The 57-year-old Bishop made reference to Pope Francis’ message during the launch of the Year of St. Joseph to speak about the saint’s role in protecting the church as satan works hard to bring it down.

“When Pope Francis speaks of St. Joseph, as the patron saint who is protecting the church, he says this because he knows that satan is busy trying to divide and destroy the church,” Bishop Tsoke said.

He explained, “When we talk of the church we are also talking of the Dioceses, the Parishes and the families of the basic cell of the body of Christ and satan is also trying to divide and destroy our Dioceses, our Parishes and our families.”

The South African Catholic Bishop added, “Family life is in a crisis; sometimes people are fighting one another, people are divided or people are fighting for positions and all this for me is the work of the evil one trying to destroy our Parishes.”

“We are fighting one another in our families. There is no peace. There is no love.

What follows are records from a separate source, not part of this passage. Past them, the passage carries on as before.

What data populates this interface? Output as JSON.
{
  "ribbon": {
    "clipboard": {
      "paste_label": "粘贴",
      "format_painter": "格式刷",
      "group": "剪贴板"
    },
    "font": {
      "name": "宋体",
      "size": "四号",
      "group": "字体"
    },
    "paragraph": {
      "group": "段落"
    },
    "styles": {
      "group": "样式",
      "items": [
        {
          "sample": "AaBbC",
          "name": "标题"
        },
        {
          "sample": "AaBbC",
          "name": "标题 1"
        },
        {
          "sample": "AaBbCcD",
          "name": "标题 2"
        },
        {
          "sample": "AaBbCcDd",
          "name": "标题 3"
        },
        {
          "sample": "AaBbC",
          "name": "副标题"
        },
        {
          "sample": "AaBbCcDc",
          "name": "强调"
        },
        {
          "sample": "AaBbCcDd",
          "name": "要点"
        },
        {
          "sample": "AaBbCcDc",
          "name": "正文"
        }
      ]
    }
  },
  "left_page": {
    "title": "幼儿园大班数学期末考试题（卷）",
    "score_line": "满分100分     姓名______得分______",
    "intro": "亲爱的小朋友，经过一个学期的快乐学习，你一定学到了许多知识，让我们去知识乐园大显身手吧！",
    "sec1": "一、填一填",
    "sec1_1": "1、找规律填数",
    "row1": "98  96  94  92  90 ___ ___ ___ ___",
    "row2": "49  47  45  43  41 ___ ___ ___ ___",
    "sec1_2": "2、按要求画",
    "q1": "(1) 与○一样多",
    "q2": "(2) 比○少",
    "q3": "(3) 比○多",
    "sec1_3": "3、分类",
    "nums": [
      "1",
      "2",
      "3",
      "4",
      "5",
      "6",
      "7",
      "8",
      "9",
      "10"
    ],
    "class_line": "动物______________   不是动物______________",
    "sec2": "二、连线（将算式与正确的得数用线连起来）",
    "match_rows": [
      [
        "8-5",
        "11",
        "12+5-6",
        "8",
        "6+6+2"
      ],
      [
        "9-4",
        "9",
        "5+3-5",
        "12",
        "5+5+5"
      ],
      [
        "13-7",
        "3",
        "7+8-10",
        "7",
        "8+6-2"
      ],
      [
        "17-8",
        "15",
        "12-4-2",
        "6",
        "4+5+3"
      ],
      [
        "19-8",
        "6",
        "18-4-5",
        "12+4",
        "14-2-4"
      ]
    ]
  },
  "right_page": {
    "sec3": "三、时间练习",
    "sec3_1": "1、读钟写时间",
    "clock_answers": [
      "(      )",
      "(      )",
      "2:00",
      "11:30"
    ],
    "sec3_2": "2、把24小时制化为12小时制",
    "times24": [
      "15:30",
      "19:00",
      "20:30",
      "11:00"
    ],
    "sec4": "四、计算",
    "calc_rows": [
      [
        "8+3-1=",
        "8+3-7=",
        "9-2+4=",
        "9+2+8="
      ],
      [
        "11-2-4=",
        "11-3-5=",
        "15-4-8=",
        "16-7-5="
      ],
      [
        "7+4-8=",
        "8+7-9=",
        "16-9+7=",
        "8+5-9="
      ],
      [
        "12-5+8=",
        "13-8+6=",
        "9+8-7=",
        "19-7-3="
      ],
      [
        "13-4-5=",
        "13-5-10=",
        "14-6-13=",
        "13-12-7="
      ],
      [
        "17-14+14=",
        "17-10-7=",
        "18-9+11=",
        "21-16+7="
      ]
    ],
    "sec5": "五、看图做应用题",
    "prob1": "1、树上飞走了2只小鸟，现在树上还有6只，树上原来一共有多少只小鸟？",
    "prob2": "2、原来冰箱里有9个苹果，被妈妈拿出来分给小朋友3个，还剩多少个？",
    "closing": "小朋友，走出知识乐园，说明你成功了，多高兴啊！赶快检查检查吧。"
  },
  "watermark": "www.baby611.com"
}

Instead, there are wounds, hatred, lack of trust that is also the work of the evil one,” Bishop Tsoke said.

“When families are weak… the Parish becomes weak, the church becomes weak, the body of Christ is affected,” he said, and added, “We should make no mistake about it; Satan is working hard to cause fights and divisions in our Dioceses, our Parishes and our families.”

He urged couples to seek the intercession of St. Joseph whenever they have a crisis in their families because the family is the cell of the church.